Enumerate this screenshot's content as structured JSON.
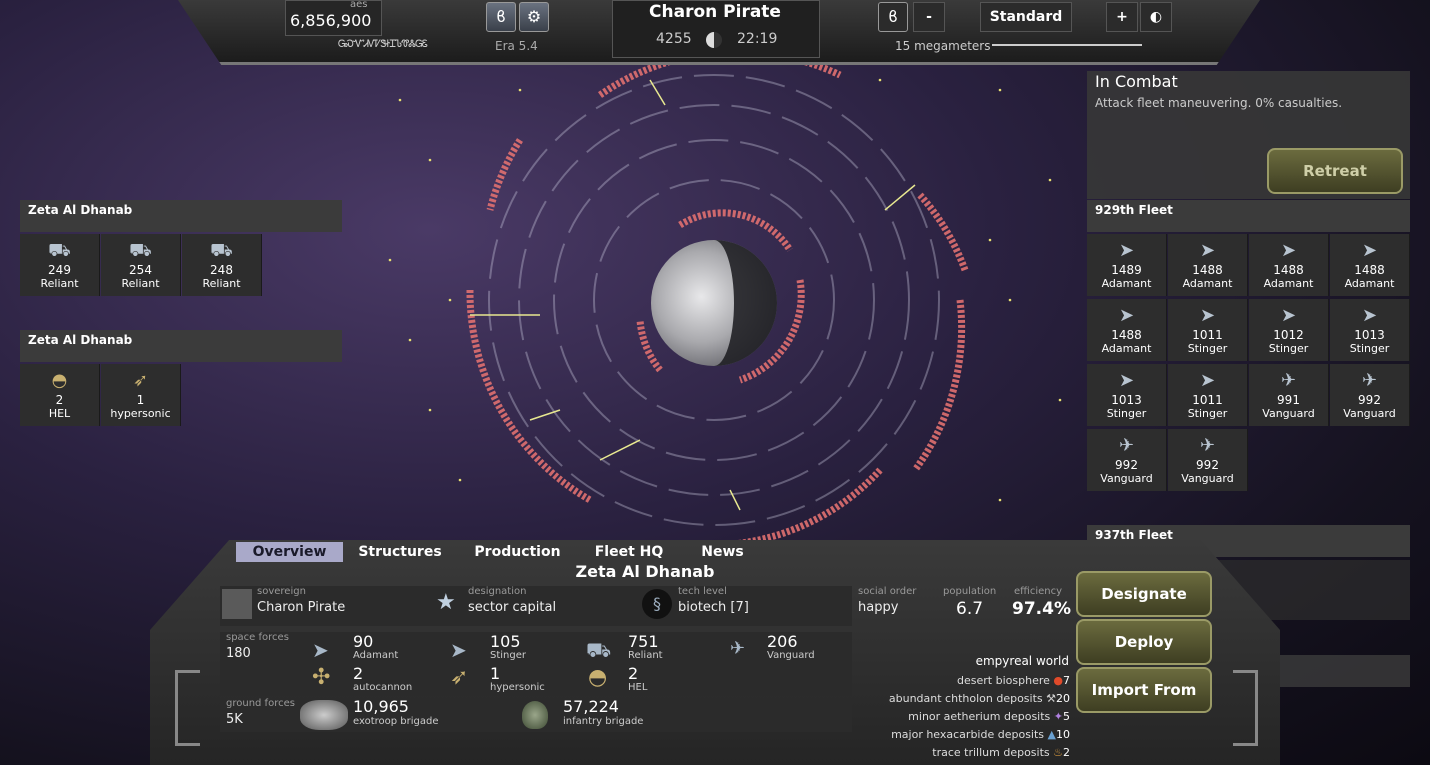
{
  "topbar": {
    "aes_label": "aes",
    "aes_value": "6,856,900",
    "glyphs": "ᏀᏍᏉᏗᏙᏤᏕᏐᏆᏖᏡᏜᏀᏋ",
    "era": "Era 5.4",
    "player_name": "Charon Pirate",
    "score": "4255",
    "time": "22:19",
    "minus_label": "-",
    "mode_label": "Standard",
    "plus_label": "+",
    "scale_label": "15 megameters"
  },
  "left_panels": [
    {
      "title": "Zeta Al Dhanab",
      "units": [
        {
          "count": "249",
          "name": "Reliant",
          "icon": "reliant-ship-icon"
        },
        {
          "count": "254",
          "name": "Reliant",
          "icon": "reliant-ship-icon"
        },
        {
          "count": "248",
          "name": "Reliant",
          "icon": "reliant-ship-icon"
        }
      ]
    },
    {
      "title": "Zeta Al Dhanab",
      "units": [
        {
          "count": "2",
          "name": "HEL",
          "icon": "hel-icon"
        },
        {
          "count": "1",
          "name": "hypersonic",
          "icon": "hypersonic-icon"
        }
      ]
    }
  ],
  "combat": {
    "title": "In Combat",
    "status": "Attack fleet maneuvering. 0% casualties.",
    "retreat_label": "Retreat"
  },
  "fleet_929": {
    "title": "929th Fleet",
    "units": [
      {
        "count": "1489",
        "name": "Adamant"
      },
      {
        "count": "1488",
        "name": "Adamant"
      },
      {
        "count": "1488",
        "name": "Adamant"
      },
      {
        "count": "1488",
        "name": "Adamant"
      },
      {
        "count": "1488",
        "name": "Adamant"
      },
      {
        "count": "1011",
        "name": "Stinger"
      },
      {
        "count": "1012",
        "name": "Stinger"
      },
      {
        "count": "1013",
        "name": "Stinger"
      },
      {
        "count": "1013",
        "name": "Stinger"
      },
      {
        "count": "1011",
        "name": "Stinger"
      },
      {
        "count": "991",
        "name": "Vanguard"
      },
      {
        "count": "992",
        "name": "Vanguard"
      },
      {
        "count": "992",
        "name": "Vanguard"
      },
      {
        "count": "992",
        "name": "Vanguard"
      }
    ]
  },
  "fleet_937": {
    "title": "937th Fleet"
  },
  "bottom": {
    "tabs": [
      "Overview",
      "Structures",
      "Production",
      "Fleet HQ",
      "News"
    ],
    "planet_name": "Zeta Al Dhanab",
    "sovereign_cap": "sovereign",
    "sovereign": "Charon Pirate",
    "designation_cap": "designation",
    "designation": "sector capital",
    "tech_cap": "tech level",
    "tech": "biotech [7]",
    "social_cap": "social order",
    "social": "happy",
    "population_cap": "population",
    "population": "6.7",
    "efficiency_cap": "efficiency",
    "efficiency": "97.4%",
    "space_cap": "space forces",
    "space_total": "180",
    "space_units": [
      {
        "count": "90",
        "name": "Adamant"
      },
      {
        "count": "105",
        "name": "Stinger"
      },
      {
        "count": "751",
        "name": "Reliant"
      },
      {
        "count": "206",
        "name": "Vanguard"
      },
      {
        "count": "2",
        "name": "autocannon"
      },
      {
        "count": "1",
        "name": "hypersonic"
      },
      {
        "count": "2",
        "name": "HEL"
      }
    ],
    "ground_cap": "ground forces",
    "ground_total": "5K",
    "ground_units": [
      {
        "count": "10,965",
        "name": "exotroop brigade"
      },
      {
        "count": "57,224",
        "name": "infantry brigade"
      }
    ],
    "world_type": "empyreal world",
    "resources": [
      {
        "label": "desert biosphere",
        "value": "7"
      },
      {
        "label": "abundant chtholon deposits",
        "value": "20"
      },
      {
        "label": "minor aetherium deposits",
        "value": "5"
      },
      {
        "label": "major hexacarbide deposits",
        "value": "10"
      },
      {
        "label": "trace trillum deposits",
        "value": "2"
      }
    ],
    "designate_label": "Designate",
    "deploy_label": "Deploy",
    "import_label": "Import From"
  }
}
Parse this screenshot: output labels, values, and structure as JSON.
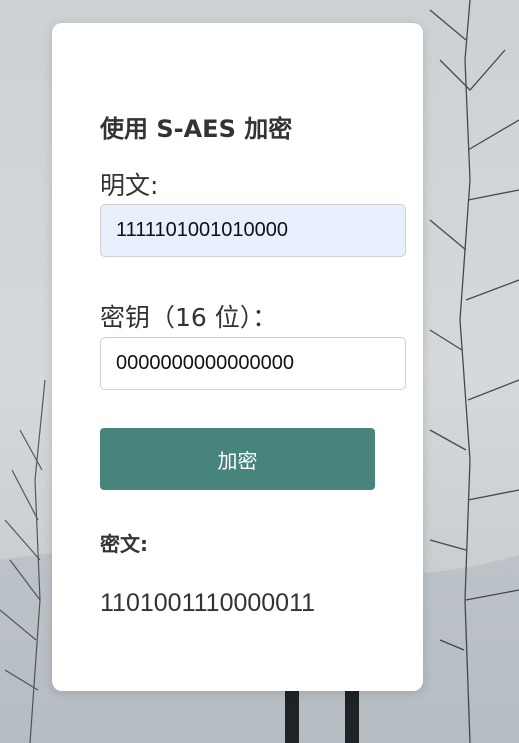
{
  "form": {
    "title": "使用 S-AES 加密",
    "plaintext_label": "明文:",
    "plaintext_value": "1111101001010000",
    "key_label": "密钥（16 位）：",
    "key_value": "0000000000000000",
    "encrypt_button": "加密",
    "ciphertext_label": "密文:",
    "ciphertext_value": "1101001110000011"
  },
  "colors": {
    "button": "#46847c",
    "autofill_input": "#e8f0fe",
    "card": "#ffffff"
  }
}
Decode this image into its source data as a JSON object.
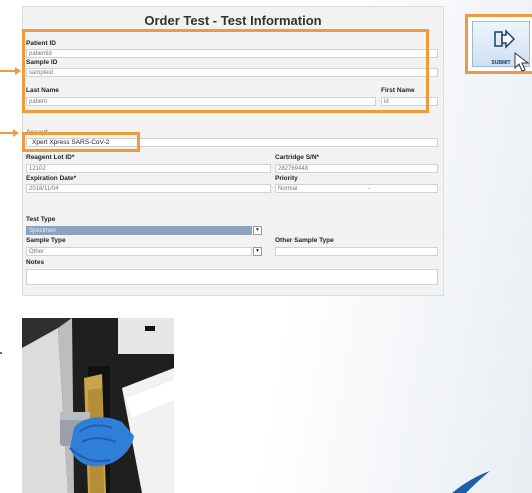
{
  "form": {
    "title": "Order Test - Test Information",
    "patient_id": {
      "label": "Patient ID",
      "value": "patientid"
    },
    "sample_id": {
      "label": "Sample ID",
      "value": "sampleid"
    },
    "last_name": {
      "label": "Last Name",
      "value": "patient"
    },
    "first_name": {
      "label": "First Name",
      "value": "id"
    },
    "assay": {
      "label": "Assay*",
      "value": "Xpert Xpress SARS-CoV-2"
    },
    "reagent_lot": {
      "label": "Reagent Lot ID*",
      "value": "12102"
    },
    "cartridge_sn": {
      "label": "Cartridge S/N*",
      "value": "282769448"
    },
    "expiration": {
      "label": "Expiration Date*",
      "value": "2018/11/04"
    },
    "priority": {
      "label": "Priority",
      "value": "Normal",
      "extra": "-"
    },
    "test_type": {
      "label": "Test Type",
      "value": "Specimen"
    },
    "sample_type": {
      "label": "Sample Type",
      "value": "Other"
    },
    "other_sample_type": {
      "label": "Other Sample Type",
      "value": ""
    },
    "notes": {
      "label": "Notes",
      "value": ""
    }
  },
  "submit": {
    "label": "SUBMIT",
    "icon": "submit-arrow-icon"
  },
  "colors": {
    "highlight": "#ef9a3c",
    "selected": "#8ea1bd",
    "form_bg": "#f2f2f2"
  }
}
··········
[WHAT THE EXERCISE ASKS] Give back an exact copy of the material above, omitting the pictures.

[EXERCISE SOLUTION]
Enumerate this screenshot's content as structured JSON.
{
  "topbar": {
    "aes_label": "aes",
    "aes_value": "6,856,900",
    "glyphs": "ᏀᏍᏉᏗᏙᏤᏕᏐᏆᏖᏡᏜᏀᏋ",
    "era": "Era 5.4",
    "player_name": "Charon Pirate",
    "score": "4255",
    "time": "22:19",
    "minus_label": "-",
    "mode_label": "Standard",
    "plus_label": "+",
    "scale_label": "15 megameters"
  },
  "left_panels": [
    {
      "title": "Zeta Al Dhanab",
      "units": [
        {
          "count": "249",
          "name": "Reliant",
          "icon": "reliant-ship-icon"
        },
        {
          "count": "254",
          "name": "Reliant",
          "icon": "reliant-ship-icon"
        },
        {
          "count": "248",
          "name": "Reliant",
          "icon": "reliant-ship-icon"
        }
      ]
    },
    {
      "title": "Zeta Al Dhanab",
      "units": [
        {
          "count": "2",
          "name": "HEL",
          "icon": "hel-icon"
        },
        {
          "count": "1",
          "name": "hypersonic",
          "icon": "hypersonic-icon"
        }
      ]
    }
  ],
  "combat": {
    "title": "In Combat",
    "status": "Attack fleet maneuvering. 0% casualties.",
    "retreat_label": "Retreat"
  },
  "fleet_929": {
    "title": "929th Fleet",
    "units": [
      {
        "count": "1489",
        "name": "Adamant"
      },
      {
        "count": "1488",
        "name": "Adamant"
      },
      {
        "count": "1488",
        "name": "Adamant"
      },
      {
        "count": "1488",
        "name": "Adamant"
      },
      {
        "count": "1488",
        "name": "Adamant"
      },
      {
        "count": "1011",
        "name": "Stinger"
      },
      {
        "count": "1012",
        "name": "Stinger"
      },
      {
        "count": "1013",
        "name": "Stinger"
      },
      {
        "count": "1013",
        "name": "Stinger"
      },
      {
        "count": "1011",
        "name": "Stinger"
      },
      {
        "count": "991",
        "name": "Vanguard"
      },
      {
        "count": "992",
        "name": "Vanguard"
      },
      {
        "count": "992",
        "name": "Vanguard"
      },
      {
        "count": "992",
        "name": "Vanguard"
      }
    ]
  },
  "fleet_937": {
    "title": "937th Fleet"
  },
  "bottom": {
    "tabs": [
      "Overview",
      "Structures",
      "Production",
      "Fleet HQ",
      "News"
    ],
    "planet_name": "Zeta Al Dhanab",
    "sovereign_cap": "sovereign",
    "sovereign": "Charon Pirate",
    "designation_cap": "designation",
    "designation": "sector capital",
    "tech_cap": "tech level",
    "tech": "biotech [7]",
    "social_cap": "social order",
    "social": "happy",
    "population_cap": "population",
    "population": "6.7",
    "efficiency_cap": "efficiency",
    "efficiency": "97.4%",
    "space_cap": "space forces",
    "space_total": "180",
    "space_units": [
      {
        "count": "90",
        "name": "Adamant"
      },
      {
        "count": "105",
        "name": "Stinger"
      },
      {
        "count": "751",
        "name": "Reliant"
      },
      {
        "count": "206",
        "name": "Vanguard"
      },
      {
        "count": "2",
        "name": "autocannon"
      },
      {
        "count": "1",
        "name": "hypersonic"
      },
      {
        "count": "2",
        "name": "HEL"
      }
    ],
    "ground_cap": "ground forces",
    "ground_total": "5K",
    "ground_units": [
      {
        "count": "10,965",
        "name": "exotroop brigade"
      },
      {
        "count": "57,224",
        "name": "infantry brigade"
      }
    ],
    "world_type": "empyreal world",
    "resources": [
      {
        "label": "desert biosphere",
        "value": "7"
      },
      {
        "label": "abundant chtholon deposits",
        "value": "20"
      },
      {
        "label": "minor aetherium deposits",
        "value": "5"
      },
      {
        "label": "major hexacarbide deposits",
        "value": "10"
      },
      {
        "label": "trace trillum deposits",
        "value": "2"
      }
    ],
    "designate_label": "Designate",
    "deploy_label": "Deploy",
    "import_label": "Import From"
  }
}
Parse this screenshot: output labels, values, and structure as JSON.
{
  "form": {
    "title": "使用 S-AES 加密",
    "plaintext_label": "明文:",
    "plaintext_value": "1111101001010000",
    "key_label": "密钥（16 位）：",
    "key_value": "0000000000000000",
    "encrypt_button": "加密",
    "ciphertext_label": "密文:",
    "ciphertext_value": "1101001110000011"
  },
  "colors": {
    "button": "#46847c",
    "autofill_input": "#e8f0fe",
    "card": "#ffffff"
  }
}
Decode this image into its source data as a JSON object.
{
  "form": {
    "title": "Order Test - Test Information",
    "patient_id": {
      "label": "Patient ID",
      "value": "patientid"
    },
    "sample_id": {
      "label": "Sample ID",
      "value": "sampleid"
    },
    "last_name": {
      "label": "Last Name",
      "value": "patient"
    },
    "first_name": {
      "label": "First Name",
      "value": "id"
    },
    "assay": {
      "label": "Assay*",
      "value": "Xpert Xpress SARS-CoV-2"
    },
    "reagent_lot": {
      "label": "Reagent Lot ID*",
      "value": "12102"
    },
    "cartridge_sn": {
      "label": "Cartridge S/N*",
      "value": "282769448"
    },
    "expiration": {
      "label": "Expiration Date*",
      "value": "2018/11/04"
    },
    "priority": {
      "label": "Priority",
      "value": "Normal",
      "extra": "-"
    },
    "test_type": {
      "label": "Test Type",
      "value": "Specimen"
    },
    "sample_type": {
      "label": "Sample Type",
      "value": "Other"
    },
    "other_sample_type": {
      "label": "Other Sample Type",
      "value": ""
    },
    "notes": {
      "label": "Notes",
      "value": ""
    }
  },
  "submit": {
    "label": "SUBMIT",
    "icon": "submit-arrow-icon"
  },
  "colors": {
    "highlight": "#ef9a3c",
    "selected": "#8ea1bd",
    "form_bg": "#f2f2f2"
  }
}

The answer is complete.